Is it really well-crafted?
This is almost certainly the best installment of the series since the Suliban saved the Enterprise in “Cold Front.”
What’s TV Guide not telling us?
The episode is paced like lightning. All 3,600 settlers die in the teaser.
What else isn’t TV Guide telling us?
By the time the titles finish rolling, Archer finds himself in a personal hell. Not only does he believe himself responsible for the deaths of thousands of innocents, he believes he’ll be an old man before humans are allowed to pursue deep space exploration again – and that this too is his fault. “The mission’s been cancelled,” explains a sorrowful Archer to his senior staff. “From what the admiral tells me, Ambassador Soval will use this to convince Starfleet that we need another 10 or 20 years before we try this again.”
But the captain of the Enterprise can’t really be responsible for deaths of 3,600 sentients! Can he?
No. Turns out someone “violated the temporal accord.”
Ah! Then the “surprise visitor” is … ?
“Crewman Daniels,” the 31st century time traveler we saw vaporized in “Cold Front.”
So “Enterprise” has returned to the temporal cold war?
Is FutureGuy back?
He is. And his Suliban henchman too.
Last time FutureGuy and Silik turned up they prevented Enterprise from blowing up. Are they good guys now?
There don’t seem to be a lot of good guys fighting the temporal cold war. This week FutureGuy’s minions are behind framing the Enterprise crew for the 3,600 deaths.
Do we get a better look at FutureGuy?
Not too much better. While he could easily be Romulan or an unusually emotional Vulcan, his shadowy form almost seems this week to betray a Starfleet uniform. Or does it?
Is that big lock - the one slapped on the door of Daniels’ old quarters at the end of “Cold Front” - finally pried off?
Are there Andorians?
Not this week.
The show’s single biggest asset remains Jolene Blalock, who week in and week out almost beats Leonard Nimoy at his own deadpan Vulcan game. Check out that faintest glimmer of impatience as T’Pol reminds that the Vulcan Science Directorate concluded that time travel is impossible.
Also great? A philosophical chat between Phlox and Trip. T’Pol’s willingness to stand against the Vulcans. The extraordinary circumtances surrounding Archer’s first meeting with Daniels. Trip’s reaction to Archer‘s sudden leaps of engineering genius. The enduring creepiness of the enhanced Suliban. The improbable faculty with which the crew engages its murderous foes. And the mystery of FutureGuy’s renewed interest in Archer.

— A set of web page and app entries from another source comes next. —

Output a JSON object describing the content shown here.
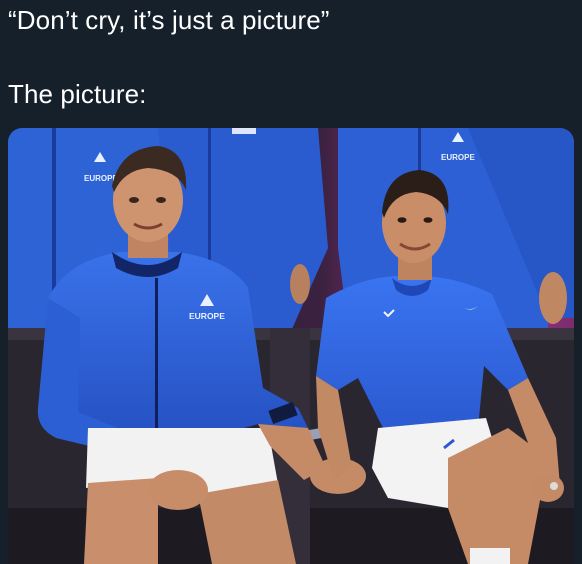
{
  "post": {
    "quote_line": "“Don’t cry, it’s just a picture”",
    "label_line": "The picture:"
  },
  "photo": {
    "jacket_logo_text": "EUROPE",
    "colors": {
      "background": "#15202b",
      "jacket_blue": "#2f63d9",
      "jacket_dark": "#1a3a9c",
      "stage_magenta": "#b03a8e",
      "bench": "#2a2630",
      "shorts_white": "#f2f2f2",
      "skin": "#c98f6c"
    }
  }
}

What’s not so great?
The final scene is so intriguing it almost hurts when that miserable “To Be Continued” title pops up.
How does it end, spoiler-boy?
Archer finds himself trapped with Daniels in an apocalyptic 31st century of their own creation.
Herc’s rating for “Enterprise” 1.25?
The Hercules T. Strong Rating System: